**WHAT NEEDS TO BE DONE**
All of the data below should be repeated exactly. Pictures should not be included.

**DATA PROVIDED**

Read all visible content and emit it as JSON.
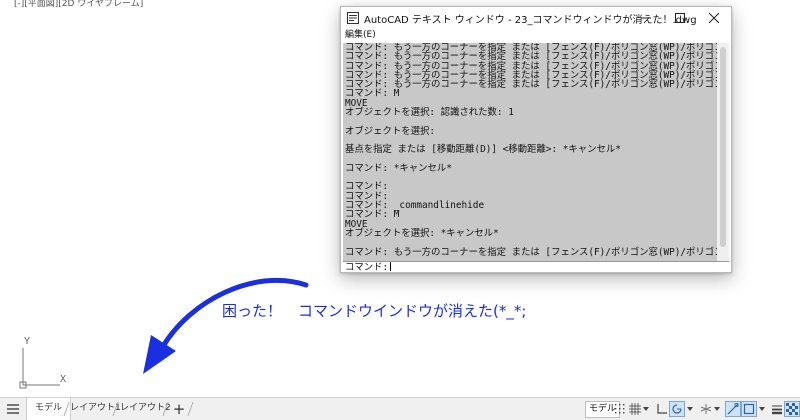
{
  "viewport": {
    "label": "[-][平面図][2D ワイヤフレーム]"
  },
  "ucs": {
    "y_label": "Y",
    "x_label": "X"
  },
  "text_window": {
    "title": "AutoCAD テキスト ウィンドウ - 23_コマンドウィンドウが消えた！.dwg",
    "menu_edit": "編集(E)",
    "log_lines": [
      "コマンド: もう一方のコーナーを指定 または [フェンス(F)/ポリゴン窓(WP)/ポリゴン",
      "コマンド: もう一方のコーナーを指定 または [フェンス(F)/ポリゴン窓(WP)/ポリゴン",
      "コマンド: もう一方のコーナーを指定 または [フェンス(F)/ポリゴン窓(WP)/ポリゴン",
      "コマンド: もう一方のコーナーを指定 または [フェンス(F)/ポリゴン窓(WP)/ポリゴン",
      "コマンド: もう一方のコーナーを指定 または [フェンス(F)/ポリゴン窓(WP)/ポリゴン",
      "コマンド: M",
      "MOVE",
      "オブジェクトを選択: 認識された数: 1",
      "",
      "オブジェクトを選択:",
      "",
      "基点を指定 または [移動距離(D)] <移動距離>: *キャンセル*",
      "",
      "コマンド: *キャンセル*",
      "",
      "コマンド:",
      "コマンド:",
      "コマンド: _commandlinehide",
      "コマンド: M",
      "MOVE",
      "オブジェクトを選択: *キャンセル*",
      "",
      "コマンド: もう一方のコーナーを指定 または [フェンス(F)/ポリゴン窓(WP)/ポリゴン",
      ""
    ],
    "prompt": "コマンド:"
  },
  "annotation": {
    "text1": "困った！",
    "text2": "コマンドウインドウが消えた(*_*;",
    "color": "#1a30e0"
  },
  "tabs": {
    "model": "モデル",
    "layout1": "レイアウト1",
    "layout2": "レイアウト2",
    "add": "+"
  },
  "status": {
    "model_button": "モデル"
  }
}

**SOLUTION TO THIS PROBLEM**
Read all visible content and emit it as JSON.
{
  "viewport": {
    "label": "[-][平面図][2D ワイヤフレーム]"
  },
  "ucs": {
    "y_label": "Y",
    "x_label": "X"
  },
  "text_window": {
    "title": "AutoCAD テキスト ウィンドウ - 23_コマンドウィンドウが消えた！.dwg",
    "menu_edit": "編集(E)",
    "log_lines": [
      "コマンド: もう一方のコーナーを指定 または [フェンス(F)/ポリゴン窓(WP)/ポリゴン",
      "コマンド: もう一方のコーナーを指定 または [フェンス(F)/ポリゴン窓(WP)/ポリゴン",
      "コマンド: もう一方のコーナーを指定 または [フェンス(F)/ポリゴン窓(WP)/ポリゴン",
      "コマンド: もう一方のコーナーを指定 または [フェンス(F)/ポリゴン窓(WP)/ポリゴン",
      "コマンド: もう一方のコーナーを指定 または [フェンス(F)/ポリゴン窓(WP)/ポリゴン",
      "コマンド: M",
      "MOVE",
      "オブジェクトを選択: 認識された数: 1",
      "",
      "オブジェクトを選択:",
      "",
      "基点を指定 または [移動距離(D)] <移動距離>: *キャンセル*",
      "",
      "コマンド: *キャンセル*",
      "",
      "コマンド:",
      "コマンド:",
      "コマンド: _commandlinehide",
      "コマンド: M",
      "MOVE",
      "オブジェクトを選択: *キャンセル*",
      "",
      "コマンド: もう一方のコーナーを指定 または [フェンス(F)/ポリゴン窓(WP)/ポリゴン",
      ""
    ],
    "prompt": "コマンド:"
  },
  "annotation": {
    "text1": "困った！",
    "text2": "コマンドウインドウが消えた(*_*;",
    "color": "#1a30e0"
  },
  "tabs": {
    "model": "モデル",
    "layout1": "レイアウト1",
    "layout2": "レイアウト2",
    "add": "+"
  },
  "status": {
    "model_button": "モデル"
  }
}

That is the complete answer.